San Jose Sharks: What Did We Really Learn in the Win Over New Jersey?

Patrick Goulding IIAnalyst IOctober 29, 2010

Captain Joe and the Sharks' "Big Three" had a big night against Marty Brodeur and the Devils.
Captain Joe and the Sharks' "Big Three" had a big night against Marty Brodeur and the Devils.

The San Jose Sharks responded to a tough loss to the Calgary Flames by returning home and dominating Martin Brodeur and the New Jersey Devils 5-2 Wednesday night.

On paper it looked like the perfect bounce-back win for a team that had struggled finding consistency so far in 2010-2011. The Sharks outshot the Devils 39-29, limited the defensive mistakes that had plagued them, and per usual won the face-off battle. Antero Niittymaki logged a strong effort, allowing just two goals on 29 shots.

The offense came alive too. After being shut out by former Shark Mikka Kiprusoff in Calgary, the Sharks scored five goals behind captain Joe Thornton's second hat trick as a Shark. Four of the goals came five-on-five, a scenario in which the Sharks had struggled mightily to date this season.

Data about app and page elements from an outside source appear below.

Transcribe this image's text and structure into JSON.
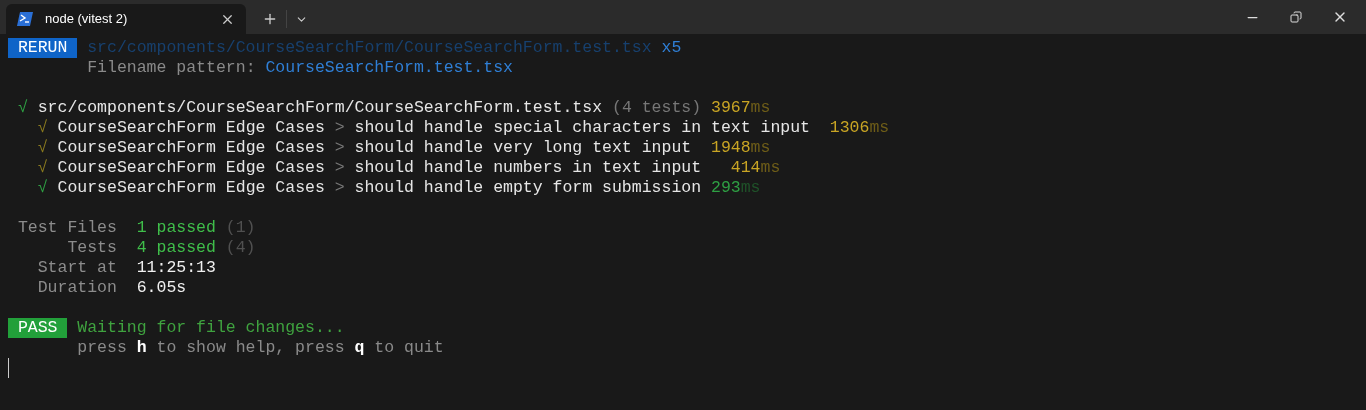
{
  "tab": {
    "title": "node (vitest 2)",
    "selected": true
  },
  "rerun": {
    "badge": "RERUN",
    "path": "src/components/CourseSearchForm/CourseSearchForm.test.tsx",
    "count": "x5",
    "pattern_label": "Filename pattern:",
    "pattern": "CourseSearchForm.test.tsx"
  },
  "file_result": {
    "check": "√",
    "path": "src/components/CourseSearchForm/CourseSearchForm.test.tsx",
    "tests": "(4 tests)",
    "duration": "3967",
    "unit": "ms",
    "kind": "slow"
  },
  "tests": [
    {
      "check": "√",
      "suite": "CourseSearchForm Edge Cases",
      "sep": ">",
      "name": "should handle special characters in text input",
      "duration": "1306",
      "unit": "ms",
      "kind": "slow"
    },
    {
      "check": "√",
      "suite": "CourseSearchForm Edge Cases",
      "sep": ">",
      "name": "should handle very long text input",
      "duration": "1948",
      "unit": "ms",
      "kind": "slow"
    },
    {
      "check": "√",
      "suite": "CourseSearchForm Edge Cases",
      "sep": ">",
      "name": "should handle numbers in text input",
      "duration": "414",
      "unit": "ms",
      "kind": "slow"
    },
    {
      "check": "√",
      "suite": "CourseSearchForm Edge Cases",
      "sep": ">",
      "name": "should handle empty form submission",
      "duration": "293",
      "unit": "ms",
      "kind": "fast"
    }
  ],
  "summary": [
    {
      "label": "Test Files",
      "value": "1 passed",
      "extra": "(1)",
      "kind": "passed"
    },
    {
      "label": "Tests",
      "value": "4 passed",
      "extra": "(4)",
      "kind": "passed"
    },
    {
      "label": "Start at",
      "value": "11:25:13",
      "kind": "plain"
    },
    {
      "label": "Duration",
      "value": "6.05s",
      "kind": "plain"
    }
  ],
  "pass": {
    "badge": "PASS",
    "message": "Waiting for file changes...",
    "hint": [
      {
        "text": "press",
        "key": false
      },
      {
        "text": "h",
        "key": true
      },
      {
        "text": "to show help, press",
        "key": false
      },
      {
        "text": "q",
        "key": true
      },
      {
        "text": "to quit",
        "key": false
      }
    ]
  }
}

Is this the sign of a turnaround? Have the Sharks finally steadied the ship and proven the current group can stay the course for the foreseeable future?

Maybe, but not necessarily.

The Sharks put together a solid effort against the Devils, but their inability to maintain focus late in the game, leading to several penalties and a second Devils goal, combined with the fact that the Devils themselves sit at the bottom of the Eastern Conference with just two wins entering that game, suggest we need more of a sample size to make such a determination.

Scoring a hat trick is always great. Doing it against the likes of Martin Brodeur, doubly so, but the sudden reversal of fortunes for the Sharks from Calgary to San Jose needs to be viewed with the proper healthy skepticism.

The Sharks looked much better than they have all season and were able to drastically limit the amount of mental mistakes that allowed pivotal goals to doom them in previous games.

However, Niittymaki again started in net, and the Sharks always seem to play better in front of him. The Sharks will have to get significant starts out of another goaltender if they hope for Niitty to have anything left come the playoffs.

Further, their play suffered a serious lapse in focus in the final five minutes. Not a big deal when you have a four-goal lead, but old habits die hard and if such lapses surface with the Sharks protecting a two-goal lead, it could be game-changing.

It was great to see the Sharks finally put together a solid effort for most of a hockey game and get their first home win in style, but major questions still remain for Team Teal moving forward.

Fans should get a much clearer picture of the team the next time Niemi starts in net, which could be Saturday against the rival Anaheim Ducks.

As they march toward the 20-game mark, they need to start making some decisions about how they plan to move through the rest of the season. It is important not to let the emotion of particular games sway these critical choices.

Keep the faith!